§ **Your instructions**: All of the listing below must be repeated word for word. Pictures are the only thing to omit.

§ **Given entries**:
= Beginning of Section =
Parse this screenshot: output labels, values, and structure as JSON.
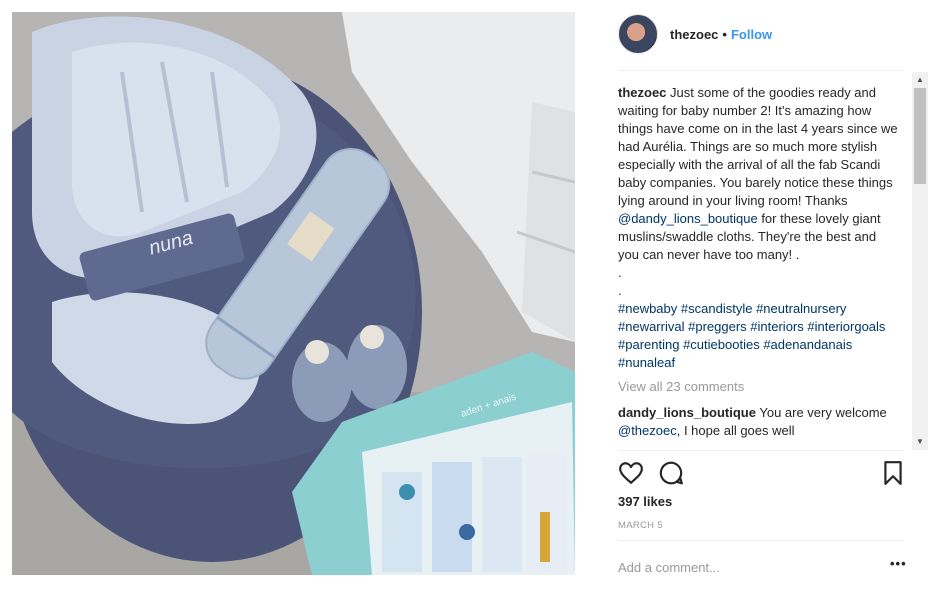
{
  "post": {
    "image_alt": "Baby bouncer with muslins, swaddle cloths and booties",
    "brand_logo": "nuna",
    "box_logo": "aden + anais"
  },
  "header": {
    "username": "thezoec",
    "dot": "•",
    "follow_label": "Follow"
  },
  "caption": {
    "username": "thezoec",
    "text_1": "Just some of the goodies ready and waiting for baby number 2! It's amazing how things have come on in the last 4 years since we had Aurélia. Things are so much more stylish especially with the arrival of all the fab Scandi baby companies. You barely notice these things lying around in your living room! Thanks ",
    "mention": "@dandy_lions_boutique",
    "text_2": " for these lovely giant muslins/swaddle cloths. They're the best and you can never have too many! .",
    "dot_line_1": ".",
    "dot_line_2": ".",
    "hashtags": [
      "#newbaby",
      "#scandistyle",
      "#neutralnursery",
      "#newarrival",
      "#preggers",
      "#interiors",
      "#interiorgoals",
      "#parenting",
      "#cutiebooties",
      "#adenandanais",
      "#nunaleaf"
    ]
  },
  "view_all_label": "View all 23 comments",
  "comment": {
    "username": "dandy_lions_boutique",
    "text_1": "You are very welcome ",
    "mention": "@thezoec",
    "text_2": ", I hope all goes well"
  },
  "scrollbar": {
    "up_glyph": "▲",
    "down_glyph": "▼"
  },
  "likes_label": "397 likes",
  "date_label": "MARCH 5",
  "add_comment_placeholder": "Add a comment...",
  "more_glyph": "•••",
  "icons": [
    "heart-icon",
    "comment-icon",
    "bookmark-icon"
  ]
}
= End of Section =
§ **Output of the task**:
Parse this screenshot: output labels, values, and structure as JSON.
{
  "post": {
    "image_alt": "Baby bouncer with muslins, swaddle cloths and booties",
    "brand_logo": "nuna",
    "box_logo": "aden + anais"
  },
  "header": {
    "username": "thezoec",
    "dot": "•",
    "follow_label": "Follow"
  },
  "caption": {
    "username": "thezoec",
    "text_1": "Just some of the goodies ready and waiting for baby number 2! It's amazing how things have come on in the last 4 years since we had Aurélia. Things are so much more stylish especially with the arrival of all the fab Scandi baby companies. You barely notice these things lying around in your living room! Thanks ",
    "mention": "@dandy_lions_boutique",
    "text_2": " for these lovely giant muslins/swaddle cloths. They're the best and you can never have too many! .",
    "dot_line_1": ".",
    "dot_line_2": ".",
    "hashtags": [
      "#newbaby",
      "#scandistyle",
      "#neutralnursery",
      "#newarrival",
      "#preggers",
      "#interiors",
      "#interiorgoals",
      "#parenting",
      "#cutiebooties",
      "#adenandanais",
      "#nunaleaf"
    ]
  },
  "view_all_label": "View all 23 comments",
  "comment": {
    "username": "dandy_lions_boutique",
    "text_1": "You are very welcome ",
    "mention": "@thezoec",
    "text_2": ", I hope all goes well"
  },
  "scrollbar": {
    "up_glyph": "▲",
    "down_glyph": "▼"
  },
  "likes_label": "397 likes",
  "date_label": "MARCH 5",
  "add_comment_placeholder": "Add a comment...",
  "more_glyph": "•••",
  "icons": [
    "heart-icon",
    "comment-icon",
    "bookmark-icon"
  ]
}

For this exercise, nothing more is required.